### PROMPT
Scan the data below for lines holding the word "JSON", and copy each line found.
+ + + + +
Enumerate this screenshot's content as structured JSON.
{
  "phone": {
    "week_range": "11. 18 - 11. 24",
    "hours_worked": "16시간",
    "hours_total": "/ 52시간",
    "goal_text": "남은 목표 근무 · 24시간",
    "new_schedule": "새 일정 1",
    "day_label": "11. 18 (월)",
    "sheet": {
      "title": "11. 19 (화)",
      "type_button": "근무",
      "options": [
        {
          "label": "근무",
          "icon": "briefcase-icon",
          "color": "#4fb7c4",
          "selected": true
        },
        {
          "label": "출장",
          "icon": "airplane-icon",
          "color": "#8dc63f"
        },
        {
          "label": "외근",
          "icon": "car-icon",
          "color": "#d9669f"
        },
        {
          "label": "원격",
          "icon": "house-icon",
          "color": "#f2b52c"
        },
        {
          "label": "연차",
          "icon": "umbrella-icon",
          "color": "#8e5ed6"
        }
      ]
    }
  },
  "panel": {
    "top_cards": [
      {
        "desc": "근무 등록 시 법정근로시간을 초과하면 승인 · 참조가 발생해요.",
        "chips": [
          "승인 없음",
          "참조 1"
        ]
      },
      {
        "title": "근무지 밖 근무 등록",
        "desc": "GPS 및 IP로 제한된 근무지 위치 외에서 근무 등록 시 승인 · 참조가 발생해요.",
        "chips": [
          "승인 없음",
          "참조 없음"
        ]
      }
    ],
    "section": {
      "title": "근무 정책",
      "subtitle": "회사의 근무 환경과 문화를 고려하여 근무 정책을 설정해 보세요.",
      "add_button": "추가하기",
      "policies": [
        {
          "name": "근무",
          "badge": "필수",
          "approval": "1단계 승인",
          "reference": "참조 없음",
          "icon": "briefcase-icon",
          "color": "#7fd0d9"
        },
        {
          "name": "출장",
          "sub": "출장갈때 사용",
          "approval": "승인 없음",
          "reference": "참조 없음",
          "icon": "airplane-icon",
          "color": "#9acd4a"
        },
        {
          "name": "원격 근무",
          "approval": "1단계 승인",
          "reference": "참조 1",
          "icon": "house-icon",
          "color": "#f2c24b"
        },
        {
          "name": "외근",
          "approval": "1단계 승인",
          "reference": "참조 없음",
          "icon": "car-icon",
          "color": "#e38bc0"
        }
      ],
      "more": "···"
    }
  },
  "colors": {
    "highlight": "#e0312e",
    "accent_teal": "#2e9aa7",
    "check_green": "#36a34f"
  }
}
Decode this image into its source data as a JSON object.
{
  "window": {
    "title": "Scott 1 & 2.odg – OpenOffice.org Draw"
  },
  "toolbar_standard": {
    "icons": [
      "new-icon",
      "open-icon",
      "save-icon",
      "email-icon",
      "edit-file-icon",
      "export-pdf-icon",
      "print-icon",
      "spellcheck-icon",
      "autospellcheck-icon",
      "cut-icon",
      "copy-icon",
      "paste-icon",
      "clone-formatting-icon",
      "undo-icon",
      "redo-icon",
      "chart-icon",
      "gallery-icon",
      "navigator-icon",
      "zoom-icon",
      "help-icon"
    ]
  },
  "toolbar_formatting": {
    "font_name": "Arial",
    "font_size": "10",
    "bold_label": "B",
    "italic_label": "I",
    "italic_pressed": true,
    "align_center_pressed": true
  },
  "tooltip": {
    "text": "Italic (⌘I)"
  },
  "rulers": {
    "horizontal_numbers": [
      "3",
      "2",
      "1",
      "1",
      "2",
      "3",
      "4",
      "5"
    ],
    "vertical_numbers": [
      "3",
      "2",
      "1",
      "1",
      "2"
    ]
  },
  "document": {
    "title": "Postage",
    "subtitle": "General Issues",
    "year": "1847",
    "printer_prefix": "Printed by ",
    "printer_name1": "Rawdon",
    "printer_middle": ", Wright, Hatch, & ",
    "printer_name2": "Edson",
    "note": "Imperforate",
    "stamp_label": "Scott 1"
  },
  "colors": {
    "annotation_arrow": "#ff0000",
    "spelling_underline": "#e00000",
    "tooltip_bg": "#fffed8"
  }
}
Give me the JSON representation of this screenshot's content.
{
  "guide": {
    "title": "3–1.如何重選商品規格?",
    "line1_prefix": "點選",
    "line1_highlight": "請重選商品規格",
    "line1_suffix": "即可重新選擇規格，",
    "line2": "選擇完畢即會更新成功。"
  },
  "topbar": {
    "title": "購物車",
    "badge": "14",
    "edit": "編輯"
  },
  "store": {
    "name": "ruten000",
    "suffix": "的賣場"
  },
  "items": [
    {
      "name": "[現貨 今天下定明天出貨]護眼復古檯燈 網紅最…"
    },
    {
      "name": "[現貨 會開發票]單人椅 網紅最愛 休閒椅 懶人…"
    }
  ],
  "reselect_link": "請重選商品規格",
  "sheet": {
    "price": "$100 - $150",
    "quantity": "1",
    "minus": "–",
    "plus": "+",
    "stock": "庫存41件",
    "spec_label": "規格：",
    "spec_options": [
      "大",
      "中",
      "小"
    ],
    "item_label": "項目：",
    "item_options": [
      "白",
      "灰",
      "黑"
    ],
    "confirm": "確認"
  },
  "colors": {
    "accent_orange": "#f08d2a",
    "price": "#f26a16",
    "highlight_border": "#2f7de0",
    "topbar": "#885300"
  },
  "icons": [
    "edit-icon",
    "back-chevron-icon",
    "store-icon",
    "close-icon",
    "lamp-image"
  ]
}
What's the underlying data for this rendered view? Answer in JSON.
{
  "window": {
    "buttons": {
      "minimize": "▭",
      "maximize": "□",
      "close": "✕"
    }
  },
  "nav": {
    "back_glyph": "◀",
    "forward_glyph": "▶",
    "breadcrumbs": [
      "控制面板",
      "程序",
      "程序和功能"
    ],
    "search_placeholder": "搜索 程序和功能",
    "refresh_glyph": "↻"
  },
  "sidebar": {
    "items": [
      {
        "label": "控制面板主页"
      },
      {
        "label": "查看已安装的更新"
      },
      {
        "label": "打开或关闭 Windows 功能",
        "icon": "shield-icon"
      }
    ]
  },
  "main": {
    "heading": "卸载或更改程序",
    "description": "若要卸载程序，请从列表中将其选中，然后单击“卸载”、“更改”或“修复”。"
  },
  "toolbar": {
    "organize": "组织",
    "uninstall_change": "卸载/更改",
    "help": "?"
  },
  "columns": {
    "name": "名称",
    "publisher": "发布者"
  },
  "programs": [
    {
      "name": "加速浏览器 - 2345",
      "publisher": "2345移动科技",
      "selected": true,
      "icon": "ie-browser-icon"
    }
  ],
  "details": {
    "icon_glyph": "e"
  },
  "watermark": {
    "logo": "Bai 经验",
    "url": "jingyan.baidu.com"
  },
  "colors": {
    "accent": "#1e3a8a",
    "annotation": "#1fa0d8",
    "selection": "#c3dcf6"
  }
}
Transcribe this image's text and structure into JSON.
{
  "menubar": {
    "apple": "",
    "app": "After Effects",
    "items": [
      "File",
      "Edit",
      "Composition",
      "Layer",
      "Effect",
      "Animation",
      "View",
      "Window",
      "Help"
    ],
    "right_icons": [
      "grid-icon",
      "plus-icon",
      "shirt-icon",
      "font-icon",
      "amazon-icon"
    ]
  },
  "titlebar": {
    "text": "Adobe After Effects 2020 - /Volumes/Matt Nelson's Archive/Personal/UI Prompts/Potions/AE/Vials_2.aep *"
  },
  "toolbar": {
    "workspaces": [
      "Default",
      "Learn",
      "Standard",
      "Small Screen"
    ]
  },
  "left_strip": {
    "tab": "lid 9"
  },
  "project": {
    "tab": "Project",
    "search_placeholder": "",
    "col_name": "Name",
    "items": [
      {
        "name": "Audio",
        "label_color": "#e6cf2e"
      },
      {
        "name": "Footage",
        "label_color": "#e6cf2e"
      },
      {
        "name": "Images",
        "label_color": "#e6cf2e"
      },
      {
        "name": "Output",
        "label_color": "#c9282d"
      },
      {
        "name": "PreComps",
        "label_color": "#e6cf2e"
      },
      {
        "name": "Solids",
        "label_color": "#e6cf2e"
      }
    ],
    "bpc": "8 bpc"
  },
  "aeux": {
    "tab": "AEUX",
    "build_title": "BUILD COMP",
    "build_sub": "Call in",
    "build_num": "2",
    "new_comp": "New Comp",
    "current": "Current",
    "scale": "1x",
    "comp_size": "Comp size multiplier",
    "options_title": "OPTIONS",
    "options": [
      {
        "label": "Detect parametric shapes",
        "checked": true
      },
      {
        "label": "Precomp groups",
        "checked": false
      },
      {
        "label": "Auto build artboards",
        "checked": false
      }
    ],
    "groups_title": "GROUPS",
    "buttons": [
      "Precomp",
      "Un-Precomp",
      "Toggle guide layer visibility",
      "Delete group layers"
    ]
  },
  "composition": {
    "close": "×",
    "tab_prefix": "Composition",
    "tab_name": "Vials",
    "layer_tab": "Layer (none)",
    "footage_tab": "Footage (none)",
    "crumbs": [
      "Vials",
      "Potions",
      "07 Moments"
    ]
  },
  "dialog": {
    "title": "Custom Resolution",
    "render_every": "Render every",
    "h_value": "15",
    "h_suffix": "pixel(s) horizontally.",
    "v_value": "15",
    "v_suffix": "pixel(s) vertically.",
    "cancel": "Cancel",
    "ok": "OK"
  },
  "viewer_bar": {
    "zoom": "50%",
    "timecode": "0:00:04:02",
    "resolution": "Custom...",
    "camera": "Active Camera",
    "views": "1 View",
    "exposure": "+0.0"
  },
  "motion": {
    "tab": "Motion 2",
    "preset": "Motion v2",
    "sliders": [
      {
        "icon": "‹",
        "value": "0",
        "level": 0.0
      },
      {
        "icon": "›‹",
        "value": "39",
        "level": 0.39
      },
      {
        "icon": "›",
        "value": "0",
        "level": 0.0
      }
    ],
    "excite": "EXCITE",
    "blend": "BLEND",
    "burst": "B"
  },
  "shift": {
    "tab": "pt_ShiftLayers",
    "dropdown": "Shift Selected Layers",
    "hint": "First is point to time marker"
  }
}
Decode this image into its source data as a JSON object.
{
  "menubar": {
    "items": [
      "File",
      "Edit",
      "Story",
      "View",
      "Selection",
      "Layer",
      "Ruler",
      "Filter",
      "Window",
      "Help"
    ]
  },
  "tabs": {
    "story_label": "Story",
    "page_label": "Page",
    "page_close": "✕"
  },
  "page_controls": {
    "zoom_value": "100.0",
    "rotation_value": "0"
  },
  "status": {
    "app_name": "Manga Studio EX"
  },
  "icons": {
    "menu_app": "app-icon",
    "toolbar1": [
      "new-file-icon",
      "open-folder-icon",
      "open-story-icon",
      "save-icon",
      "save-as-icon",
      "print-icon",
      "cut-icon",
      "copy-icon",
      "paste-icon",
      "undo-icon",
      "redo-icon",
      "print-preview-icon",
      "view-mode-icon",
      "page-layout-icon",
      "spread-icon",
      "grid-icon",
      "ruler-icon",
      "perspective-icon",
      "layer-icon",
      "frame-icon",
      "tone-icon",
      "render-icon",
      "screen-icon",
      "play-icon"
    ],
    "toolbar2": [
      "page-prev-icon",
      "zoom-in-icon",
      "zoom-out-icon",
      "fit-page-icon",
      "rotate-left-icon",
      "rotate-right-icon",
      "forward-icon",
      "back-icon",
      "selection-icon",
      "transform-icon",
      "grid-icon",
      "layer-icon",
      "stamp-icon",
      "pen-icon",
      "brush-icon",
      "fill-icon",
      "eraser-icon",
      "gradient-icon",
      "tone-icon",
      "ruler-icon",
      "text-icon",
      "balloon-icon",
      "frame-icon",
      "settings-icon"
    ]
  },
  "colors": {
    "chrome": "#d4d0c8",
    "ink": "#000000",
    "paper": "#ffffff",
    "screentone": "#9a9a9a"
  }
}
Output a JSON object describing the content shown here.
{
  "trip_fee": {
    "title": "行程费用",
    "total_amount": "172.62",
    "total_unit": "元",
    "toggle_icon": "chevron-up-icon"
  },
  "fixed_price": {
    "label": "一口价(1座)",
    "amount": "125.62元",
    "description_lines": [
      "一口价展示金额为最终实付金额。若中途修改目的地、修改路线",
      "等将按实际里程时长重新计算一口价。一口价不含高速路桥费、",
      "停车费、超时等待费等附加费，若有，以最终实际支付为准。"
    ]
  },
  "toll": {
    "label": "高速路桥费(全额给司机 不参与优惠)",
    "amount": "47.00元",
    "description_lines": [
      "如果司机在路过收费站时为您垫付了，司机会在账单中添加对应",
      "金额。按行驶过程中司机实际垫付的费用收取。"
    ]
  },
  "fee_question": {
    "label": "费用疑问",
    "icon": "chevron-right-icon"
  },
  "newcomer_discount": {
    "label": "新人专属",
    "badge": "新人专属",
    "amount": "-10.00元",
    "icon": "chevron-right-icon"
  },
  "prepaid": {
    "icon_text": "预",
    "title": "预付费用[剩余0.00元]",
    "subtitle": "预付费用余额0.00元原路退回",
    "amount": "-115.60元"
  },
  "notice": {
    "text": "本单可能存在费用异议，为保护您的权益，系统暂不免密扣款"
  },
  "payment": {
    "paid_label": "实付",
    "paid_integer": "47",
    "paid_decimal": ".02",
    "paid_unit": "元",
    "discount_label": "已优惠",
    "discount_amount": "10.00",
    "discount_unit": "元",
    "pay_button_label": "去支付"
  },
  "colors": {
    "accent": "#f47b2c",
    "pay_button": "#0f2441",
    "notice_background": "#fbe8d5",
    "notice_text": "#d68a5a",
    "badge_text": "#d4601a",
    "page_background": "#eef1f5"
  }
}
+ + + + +
### ANSWER TO THIS TASK
Enumerate this screenshot's content as structured JSON.
Decode this image into its source data as a JSON object.
Give me the JSON representation of this screenshot's content.
What's the underlying data for this rendered view? Answer in JSON.
Transcribe this image's text and structure into JSON.
Decode this image into its source data as a JSON object.
Output a JSON object describing the content shown here.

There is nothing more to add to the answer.